=== Section Start ===

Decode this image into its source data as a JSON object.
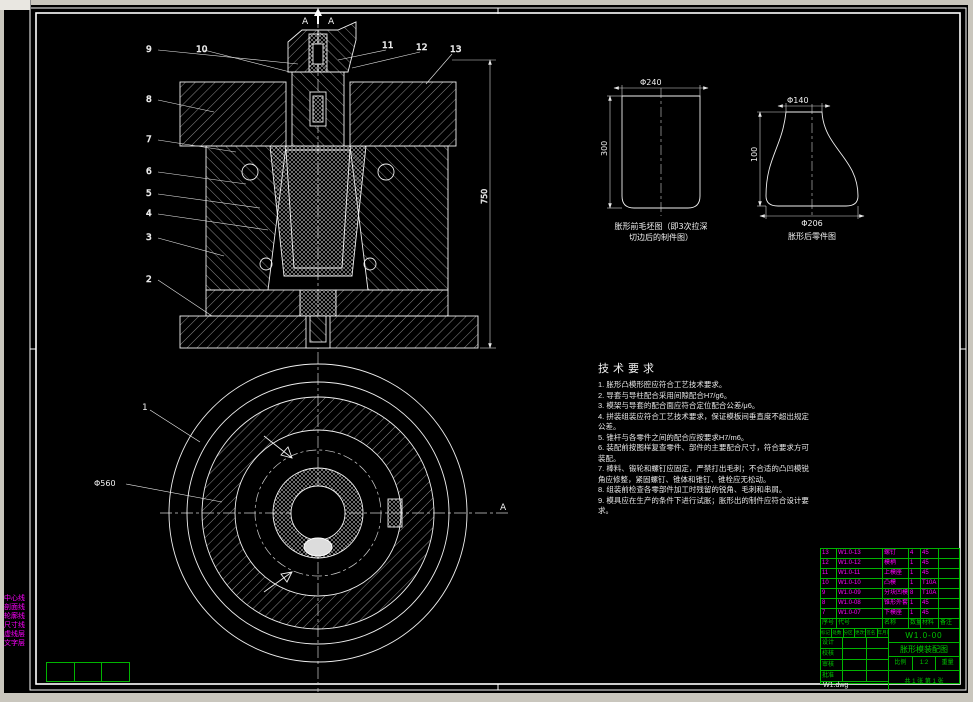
{
  "colors": {
    "background": "#000000",
    "chrome": "#c9c6bd",
    "line": "#ffffff",
    "green": "#00c800",
    "magenta": "#ff00ff"
  },
  "section_view": {
    "section_mark_left": "A",
    "section_mark_right": "A",
    "balloons_top": [
      "9",
      "10",
      "11",
      "12",
      "13"
    ],
    "balloons_left": [
      "8",
      "7",
      "6",
      "5",
      "4",
      "3",
      "2"
    ],
    "dim_height": "750"
  },
  "plan_view": {
    "balloon": "1",
    "dim_diameter": "Φ560",
    "section_arrow_label": "A"
  },
  "blank_before": {
    "dim_top": "Φ240",
    "dim_height": "300",
    "caption_line1": "胀形前毛坯图（即3次拉深",
    "caption_line2": "切边后的制件图）"
  },
  "blank_after": {
    "dim_top": "Φ140",
    "dim_height": "100",
    "dim_bottom": "Φ206",
    "caption": "胀形后零件图"
  },
  "tech_requirements": {
    "title": "技术要求",
    "items": [
      "1. 胀形凸模形腔应符合工艺技术要求。",
      "2. 导套与导柱配合采用间隙配合H7/g6。",
      "3. 模架与导套的配合面应符合定位配合公差/μ6。",
      "4. 拼装组装应符合工艺技术要求，保证模板间垂直度不超出规定公差。",
      "5. 锥杆与各零件之间的配合应按要求H7/m6。",
      "6. 装配前按图样复查零件、部件的主要配合尺寸，符合要求方可装配。",
      "7. 棒料、锻轮和螺钉应固定，严禁打出毛刺；不合适的凸凹模锐角应修整，紧固螺钉、锥体和锥钉、锥栓应无松动。",
      "8. 组装前检查各零部件加工时残留的锐角、毛刺和串屑。",
      "9. 模具应在生产的条件下进行试胀；胀形出的制件应符合设计要求。"
    ]
  },
  "bom": {
    "headers": [
      "序号",
      "代号",
      "名称",
      "数量",
      "材料",
      "备注"
    ],
    "rows": [
      {
        "seq": "13",
        "code": "W1.0-13",
        "name": "螺钉",
        "qty": "4",
        "mat": "45",
        "note": ""
      },
      {
        "seq": "12",
        "code": "W1.0-12",
        "name": "模柄",
        "qty": "1",
        "mat": "45",
        "note": ""
      },
      {
        "seq": "11",
        "code": "W1.0-11",
        "name": "上模座",
        "qty": "1",
        "mat": "45",
        "note": ""
      },
      {
        "seq": "10",
        "code": "W1.0-10",
        "name": "凸模",
        "qty": "1",
        "mat": "T10A",
        "note": ""
      },
      {
        "seq": "9",
        "code": "W1.0-09",
        "name": "分块凹模",
        "qty": "8",
        "mat": "T10A",
        "note": ""
      },
      {
        "seq": "8",
        "code": "W1.0-08",
        "name": "锥形外套",
        "qty": "1",
        "mat": "45",
        "note": ""
      },
      {
        "seq": "7",
        "code": "W1.0-07",
        "name": "下模座",
        "qty": "1",
        "mat": "45",
        "note": ""
      }
    ]
  },
  "title_block": {
    "revision_headers": [
      "标记",
      "处数",
      "分区",
      "更改文件号",
      "签名",
      "年月日"
    ],
    "sign_roles": [
      "设计",
      "校核",
      "审核",
      "批准"
    ],
    "drawing_no": "W1.0-00",
    "drawing_title": "胀形模装配图",
    "scale_label": "比例",
    "scale_value": "1:2",
    "weight_label": "重量",
    "sheet": "共 1 张  第 1 张",
    "file_label": "W1.dwg"
  },
  "layers": [
    "中心线",
    "剖面线",
    "轮廓线",
    "尺寸线",
    "虚线层",
    "文字层"
  ]
}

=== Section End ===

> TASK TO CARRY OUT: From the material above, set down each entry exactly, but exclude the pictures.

> ANSWER BOX:
Decode this image into its source data as a JSON object.
{
  "colors": {
    "background": "#000000",
    "chrome": "#c9c6bd",
    "line": "#ffffff",
    "green": "#00c800",
    "magenta": "#ff00ff"
  },
  "section_view": {
    "section_mark_left": "A",
    "section_mark_right": "A",
    "balloons_top": [
      "9",
      "10",
      "11",
      "12",
      "13"
    ],
    "balloons_left": [
      "8",
      "7",
      "6",
      "5",
      "4",
      "3",
      "2"
    ],
    "dim_height": "750"
  },
  "plan_view": {
    "balloon": "1",
    "dim_diameter": "Φ560",
    "section_arrow_label": "A"
  },
  "blank_before": {
    "dim_top": "Φ240",
    "dim_height": "300",
    "caption_line1": "胀形前毛坯图（即3次拉深",
    "caption_line2": "切边后的制件图）"
  },
  "blank_after": {
    "dim_top": "Φ140",
    "dim_height": "100",
    "dim_bottom": "Φ206",
    "caption": "胀形后零件图"
  },
  "tech_requirements": {
    "title": "技术要求",
    "items": [
      "1. 胀形凸模形腔应符合工艺技术要求。",
      "2. 导套与导柱配合采用间隙配合H7/g6。",
      "3. 模架与导套的配合面应符合定位配合公差/μ6。",
      "4. 拼装组装应符合工艺技术要求，保证模板间垂直度不超出规定公差。",
      "5. 锥杆与各零件之间的配合应按要求H7/m6。",
      "6. 装配前按图样复查零件、部件的主要配合尺寸，符合要求方可装配。",
      "7. 棒料、锻轮和螺钉应固定，严禁打出毛刺；不合适的凸凹模锐角应修整，紧固螺钉、锥体和锥钉、锥栓应无松动。",
      "8. 组装前检查各零部件加工时残留的锐角、毛刺和串屑。",
      "9. 模具应在生产的条件下进行试胀；胀形出的制件应符合设计要求。"
    ]
  },
  "bom": {
    "headers": [
      "序号",
      "代号",
      "名称",
      "数量",
      "材料",
      "备注"
    ],
    "rows": [
      {
        "seq": "13",
        "code": "W1.0-13",
        "name": "螺钉",
        "qty": "4",
        "mat": "45",
        "note": ""
      },
      {
        "seq": "12",
        "code": "W1.0-12",
        "name": "模柄",
        "qty": "1",
        "mat": "45",
        "note": ""
      },
      {
        "seq": "11",
        "code": "W1.0-11",
        "name": "上模座",
        "qty": "1",
        "mat": "45",
        "note": ""
      },
      {
        "seq": "10",
        "code": "W1.0-10",
        "name": "凸模",
        "qty": "1",
        "mat": "T10A",
        "note": ""
      },
      {
        "seq": "9",
        "code": "W1.0-09",
        "name": "分块凹模",
        "qty": "8",
        "mat": "T10A",
        "note": ""
      },
      {
        "seq": "8",
        "code": "W1.0-08",
        "name": "锥形外套",
        "qty": "1",
        "mat": "45",
        "note": ""
      },
      {
        "seq": "7",
        "code": "W1.0-07",
        "name": "下模座",
        "qty": "1",
        "mat": "45",
        "note": ""
      }
    ]
  },
  "title_block": {
    "revision_headers": [
      "标记",
      "处数",
      "分区",
      "更改文件号",
      "签名",
      "年月日"
    ],
    "sign_roles": [
      "设计",
      "校核",
      "审核",
      "批准"
    ],
    "drawing_no": "W1.0-00",
    "drawing_title": "胀形模装配图",
    "scale_label": "比例",
    "scale_value": "1:2",
    "weight_label": "重量",
    "sheet": "共 1 张  第 1 张",
    "file_label": "W1.dwg"
  },
  "layers": [
    "中心线",
    "剖面线",
    "轮廓线",
    "尺寸线",
    "虚线层",
    "文字层"
  ]
}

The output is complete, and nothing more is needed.